• Data to examine:
__________________________________________________

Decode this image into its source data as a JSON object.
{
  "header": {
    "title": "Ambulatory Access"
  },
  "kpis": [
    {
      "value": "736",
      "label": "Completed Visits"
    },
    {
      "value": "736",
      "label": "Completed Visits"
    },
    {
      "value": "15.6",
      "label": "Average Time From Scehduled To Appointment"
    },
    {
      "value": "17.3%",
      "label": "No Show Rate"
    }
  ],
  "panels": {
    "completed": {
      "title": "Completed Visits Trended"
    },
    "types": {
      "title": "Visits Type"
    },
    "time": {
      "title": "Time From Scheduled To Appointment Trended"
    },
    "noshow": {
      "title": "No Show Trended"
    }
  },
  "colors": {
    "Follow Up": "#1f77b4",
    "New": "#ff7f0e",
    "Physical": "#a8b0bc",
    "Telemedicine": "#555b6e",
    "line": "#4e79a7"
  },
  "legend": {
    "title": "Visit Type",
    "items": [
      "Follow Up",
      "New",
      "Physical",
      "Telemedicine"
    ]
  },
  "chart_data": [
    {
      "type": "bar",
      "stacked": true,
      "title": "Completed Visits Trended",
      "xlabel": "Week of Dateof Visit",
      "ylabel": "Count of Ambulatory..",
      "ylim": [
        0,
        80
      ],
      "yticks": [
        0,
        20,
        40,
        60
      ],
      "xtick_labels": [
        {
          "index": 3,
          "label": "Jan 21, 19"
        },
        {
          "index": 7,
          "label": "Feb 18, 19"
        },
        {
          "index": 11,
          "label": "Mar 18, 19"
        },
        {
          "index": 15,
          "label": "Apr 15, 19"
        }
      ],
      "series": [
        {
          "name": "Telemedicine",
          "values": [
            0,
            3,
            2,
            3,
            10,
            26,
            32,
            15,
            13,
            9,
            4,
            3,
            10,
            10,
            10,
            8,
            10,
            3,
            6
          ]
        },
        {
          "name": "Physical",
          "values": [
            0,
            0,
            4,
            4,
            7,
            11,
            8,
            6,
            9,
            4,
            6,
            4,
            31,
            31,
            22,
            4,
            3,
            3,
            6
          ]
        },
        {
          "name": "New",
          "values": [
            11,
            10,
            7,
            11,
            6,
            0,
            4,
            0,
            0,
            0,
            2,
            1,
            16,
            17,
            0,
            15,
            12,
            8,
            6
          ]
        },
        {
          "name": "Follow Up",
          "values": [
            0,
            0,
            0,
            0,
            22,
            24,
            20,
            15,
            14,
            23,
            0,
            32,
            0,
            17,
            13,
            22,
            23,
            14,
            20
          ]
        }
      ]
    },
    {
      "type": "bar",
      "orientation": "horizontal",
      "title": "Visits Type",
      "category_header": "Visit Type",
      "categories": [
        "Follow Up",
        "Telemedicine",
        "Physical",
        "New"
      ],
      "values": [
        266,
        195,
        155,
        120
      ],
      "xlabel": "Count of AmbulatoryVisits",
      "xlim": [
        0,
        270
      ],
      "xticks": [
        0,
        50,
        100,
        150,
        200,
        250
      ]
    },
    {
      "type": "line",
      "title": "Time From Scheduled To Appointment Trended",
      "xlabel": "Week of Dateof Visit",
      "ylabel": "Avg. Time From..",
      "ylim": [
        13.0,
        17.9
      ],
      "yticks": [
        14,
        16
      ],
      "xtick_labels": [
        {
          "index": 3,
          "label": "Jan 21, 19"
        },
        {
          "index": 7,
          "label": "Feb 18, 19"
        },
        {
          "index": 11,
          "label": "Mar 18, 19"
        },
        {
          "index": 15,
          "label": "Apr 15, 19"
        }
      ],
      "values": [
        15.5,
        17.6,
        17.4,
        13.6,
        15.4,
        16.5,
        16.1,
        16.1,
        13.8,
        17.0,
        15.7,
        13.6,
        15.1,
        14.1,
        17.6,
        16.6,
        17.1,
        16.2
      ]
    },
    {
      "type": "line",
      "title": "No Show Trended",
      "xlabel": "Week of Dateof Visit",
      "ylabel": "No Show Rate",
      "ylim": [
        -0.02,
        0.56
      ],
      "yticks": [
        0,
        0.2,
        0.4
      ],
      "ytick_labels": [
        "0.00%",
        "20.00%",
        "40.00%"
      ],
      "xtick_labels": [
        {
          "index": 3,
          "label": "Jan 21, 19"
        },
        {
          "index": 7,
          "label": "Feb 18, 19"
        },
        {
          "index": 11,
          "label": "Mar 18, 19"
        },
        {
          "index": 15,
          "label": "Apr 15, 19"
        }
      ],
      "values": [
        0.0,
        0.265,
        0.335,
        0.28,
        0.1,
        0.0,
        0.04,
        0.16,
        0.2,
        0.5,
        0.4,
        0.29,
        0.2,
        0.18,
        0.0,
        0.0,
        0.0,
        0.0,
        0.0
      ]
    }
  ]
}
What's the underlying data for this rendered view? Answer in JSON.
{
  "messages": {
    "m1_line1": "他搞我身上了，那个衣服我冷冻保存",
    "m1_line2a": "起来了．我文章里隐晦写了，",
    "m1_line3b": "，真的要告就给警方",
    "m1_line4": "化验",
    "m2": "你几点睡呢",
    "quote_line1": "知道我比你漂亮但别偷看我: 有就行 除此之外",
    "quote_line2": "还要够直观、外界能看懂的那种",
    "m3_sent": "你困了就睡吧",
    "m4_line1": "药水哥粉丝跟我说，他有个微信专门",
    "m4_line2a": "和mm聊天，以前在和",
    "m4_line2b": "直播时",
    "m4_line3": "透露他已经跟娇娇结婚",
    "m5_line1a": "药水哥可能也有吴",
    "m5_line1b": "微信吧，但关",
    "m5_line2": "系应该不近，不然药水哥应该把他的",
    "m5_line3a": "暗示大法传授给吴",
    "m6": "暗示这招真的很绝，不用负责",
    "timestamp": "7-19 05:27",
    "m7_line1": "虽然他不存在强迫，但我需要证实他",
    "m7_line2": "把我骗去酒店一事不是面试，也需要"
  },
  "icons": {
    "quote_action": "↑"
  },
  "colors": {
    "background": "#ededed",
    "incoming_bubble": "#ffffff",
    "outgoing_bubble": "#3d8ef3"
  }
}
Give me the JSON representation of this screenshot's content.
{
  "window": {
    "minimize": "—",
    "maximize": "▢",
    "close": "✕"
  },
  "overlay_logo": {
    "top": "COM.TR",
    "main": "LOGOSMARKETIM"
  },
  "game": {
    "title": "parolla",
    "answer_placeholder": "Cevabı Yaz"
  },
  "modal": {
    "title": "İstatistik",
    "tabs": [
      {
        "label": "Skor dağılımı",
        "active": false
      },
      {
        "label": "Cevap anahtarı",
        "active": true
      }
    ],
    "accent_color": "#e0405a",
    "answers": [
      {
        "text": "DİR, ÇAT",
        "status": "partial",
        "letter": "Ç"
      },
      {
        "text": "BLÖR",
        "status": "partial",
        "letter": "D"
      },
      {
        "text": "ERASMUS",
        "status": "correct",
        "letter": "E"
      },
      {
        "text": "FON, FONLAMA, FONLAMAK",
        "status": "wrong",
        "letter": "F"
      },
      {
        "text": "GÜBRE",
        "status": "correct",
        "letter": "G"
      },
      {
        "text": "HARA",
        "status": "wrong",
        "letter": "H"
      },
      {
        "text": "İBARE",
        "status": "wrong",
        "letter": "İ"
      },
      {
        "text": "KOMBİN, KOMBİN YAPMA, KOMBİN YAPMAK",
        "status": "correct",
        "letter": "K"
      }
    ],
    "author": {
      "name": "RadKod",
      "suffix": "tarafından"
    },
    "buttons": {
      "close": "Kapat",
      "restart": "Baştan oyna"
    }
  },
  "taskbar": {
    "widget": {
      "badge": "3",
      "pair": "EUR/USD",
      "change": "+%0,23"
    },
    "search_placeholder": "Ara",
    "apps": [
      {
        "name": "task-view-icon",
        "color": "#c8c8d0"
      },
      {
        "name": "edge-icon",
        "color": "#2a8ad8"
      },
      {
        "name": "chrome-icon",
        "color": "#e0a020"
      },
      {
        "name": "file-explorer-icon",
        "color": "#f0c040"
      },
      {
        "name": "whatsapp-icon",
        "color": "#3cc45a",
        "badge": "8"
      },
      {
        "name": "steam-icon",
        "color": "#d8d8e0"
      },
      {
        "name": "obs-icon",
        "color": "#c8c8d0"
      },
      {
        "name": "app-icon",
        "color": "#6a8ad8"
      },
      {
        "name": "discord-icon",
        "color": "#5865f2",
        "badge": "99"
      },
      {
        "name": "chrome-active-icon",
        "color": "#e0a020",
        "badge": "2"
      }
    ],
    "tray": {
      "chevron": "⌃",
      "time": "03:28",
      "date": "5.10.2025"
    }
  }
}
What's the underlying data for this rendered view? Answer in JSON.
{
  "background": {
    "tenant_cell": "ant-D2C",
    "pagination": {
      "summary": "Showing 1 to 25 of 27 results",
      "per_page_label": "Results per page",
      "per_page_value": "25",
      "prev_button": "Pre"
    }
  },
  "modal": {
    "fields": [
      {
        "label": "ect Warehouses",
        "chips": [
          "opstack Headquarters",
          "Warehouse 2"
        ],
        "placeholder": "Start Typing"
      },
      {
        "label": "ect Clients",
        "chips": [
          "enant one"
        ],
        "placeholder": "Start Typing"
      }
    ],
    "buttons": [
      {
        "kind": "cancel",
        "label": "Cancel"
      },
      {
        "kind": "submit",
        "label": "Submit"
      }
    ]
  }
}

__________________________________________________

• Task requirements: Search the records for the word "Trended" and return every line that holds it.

• Written solution:
      "title": "Completed Visits Trended"
      "title": "Time From Scheduled To Appointment Trended"
      "title": "No Show Trended"
      "title": "Completed Visits Trended",
      "title": "Time From Scheduled To Appointment Trended",
      "title": "No Show Trended",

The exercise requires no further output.